The nearby coast is hazardous to shipping and the corpses of drowned sailors were laid out in the churchyard and then buried. Hawker buried over forty who were washed up within the parish boundaries.

One of the memorials in the churchyard was the white figurehead of the "Caledonia", a 200 ton ship from Scotland which sank on the perilous rocks of Higher Sharpnose in 1842. The captain and crew are buried in the churchyard. In 2004 the figurehead was removed for conservation, with the intention of placing a replica in the churchyard and the conserved original inside the church.


Resources

Civil Registration


Births, marriages and deaths were kept by the government from July 1837 to the present day. The civil registration article tells more about these records. There are several Internet sites with name lists or indexes. A popular site is Free BMD.


Church records

 
Overview, Include information for parish registers and Bishop's Transcripts, Contact information for the office holding the original records, Links to the Family History Library Catalog showing the film numbers in their collection.

The parish registers for Morwinstow were filmed by the Genealogical Society of Utah Cornwall Record Office: P/158/1/5. in different filmings 1960-2005

Parish registers for Morwinstow, 1558-1960

Content
Film
Christenings and burials, 1558-1777. Marriages, 1558-1958.
FHL BRITISH Film
236556
Christenings, 1778-1959. Burials, 1778-1960.
FHL BRITISH Film
236557
Baptisms and burials, 1558-1812 (another filming).
FHL BRITISH Film
90233
Baptisms, 1847-1956 (another filming).
VAULT BRITISH Film
2276161 Item 10


There are at present no online images for the parish registers in FamilySearch Historical Records

Bishop's transcripts

Bishop's transcripts for Morwinstow, 1676-1772, 1805 Filmed by the Genealogical Society of Utah, 1952 Microfilm of original records at the District Probate Court, Bodmin, Cornwall.

Content
Film
Baptisms, marriages, burials, 1676-1681, 1684-1692, 1695-1696, 1691-1692, 1700-1701, 1703-1704, 1702-1709, 1712-1719, 1716-1721, [no date], 1723-1737, 1742-1751, 1753-1756, 1758-1772, 1795, 1805.
FHL BRITISH Film
90260 Item 7
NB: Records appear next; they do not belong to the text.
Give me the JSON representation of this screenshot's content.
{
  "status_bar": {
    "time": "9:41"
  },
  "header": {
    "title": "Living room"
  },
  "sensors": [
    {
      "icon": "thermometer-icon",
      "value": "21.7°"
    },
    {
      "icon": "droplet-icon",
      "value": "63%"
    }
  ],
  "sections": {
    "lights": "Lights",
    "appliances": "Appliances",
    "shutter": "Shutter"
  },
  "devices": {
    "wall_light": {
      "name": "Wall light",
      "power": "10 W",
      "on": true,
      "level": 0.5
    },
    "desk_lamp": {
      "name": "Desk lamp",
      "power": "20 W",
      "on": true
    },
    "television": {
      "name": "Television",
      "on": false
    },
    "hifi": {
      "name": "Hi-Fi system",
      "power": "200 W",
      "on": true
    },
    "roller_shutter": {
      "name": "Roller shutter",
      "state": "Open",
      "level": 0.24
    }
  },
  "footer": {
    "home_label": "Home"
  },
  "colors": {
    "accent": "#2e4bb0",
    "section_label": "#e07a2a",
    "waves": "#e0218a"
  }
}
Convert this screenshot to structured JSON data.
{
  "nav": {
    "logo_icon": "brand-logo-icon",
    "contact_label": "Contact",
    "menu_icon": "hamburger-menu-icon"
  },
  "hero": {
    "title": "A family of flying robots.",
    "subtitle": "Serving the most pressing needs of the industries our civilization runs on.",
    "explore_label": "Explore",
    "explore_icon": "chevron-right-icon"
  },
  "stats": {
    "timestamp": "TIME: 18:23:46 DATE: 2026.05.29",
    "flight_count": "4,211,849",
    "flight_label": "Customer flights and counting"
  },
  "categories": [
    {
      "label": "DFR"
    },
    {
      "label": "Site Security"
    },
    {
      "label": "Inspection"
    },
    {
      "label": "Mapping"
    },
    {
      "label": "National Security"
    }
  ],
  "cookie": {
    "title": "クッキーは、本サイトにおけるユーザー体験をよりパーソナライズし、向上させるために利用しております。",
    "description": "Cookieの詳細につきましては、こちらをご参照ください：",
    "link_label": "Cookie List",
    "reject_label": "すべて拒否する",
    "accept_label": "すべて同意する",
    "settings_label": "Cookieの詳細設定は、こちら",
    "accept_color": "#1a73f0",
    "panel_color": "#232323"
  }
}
Cornwall Online Parish Clerks

An extremely useful resource is the Cornwall Online Parish Clerks page for the parish http://www.cornwall-opc.org/Par_new/l_m/morwenstow.php

The history, registers and much more have been contributed by the Online Parish clerk for Morwenstow .


Census records

Overview, Include any unique information such as, the census for X year was destroyed, Collection in FHL and link to catalog, Online sites.


Cornwall Online Census Project

Poor Law Unions

Stratton Poor Law Union


Probate records


Records of wills, administrations, inventories, indexes, etc. were filed by the court with jurisdiction over this parish. Go to [county] Probate Records to find the name of the court having primary jurisdiction. Scroll down in the article to the section Court Jurisdictions by Parish.

Maps and Gazetteers

There are many maps and gazetteers showing English places. Valuable web sites are:

Web sites

Add here any relevant sites that aren't mentioned above.

http://www.britishlistedbuildings.co.uk/en-64904-church-of-st-morwenna-and-st-john-the-bap British Listed Bulidings

Bibliography

Morwenstow and its surroundings feature heavily in the plot of the mystery thriller novel "Set in Stone" (1999) by the British author Robert Goddard.

The Wreck at Sharpnose Point by Jeremy Seal (June 2003) is a novel based on the wrecking of the 'Caledonia' (first published in New York, 2001 ISBN 0330374656]]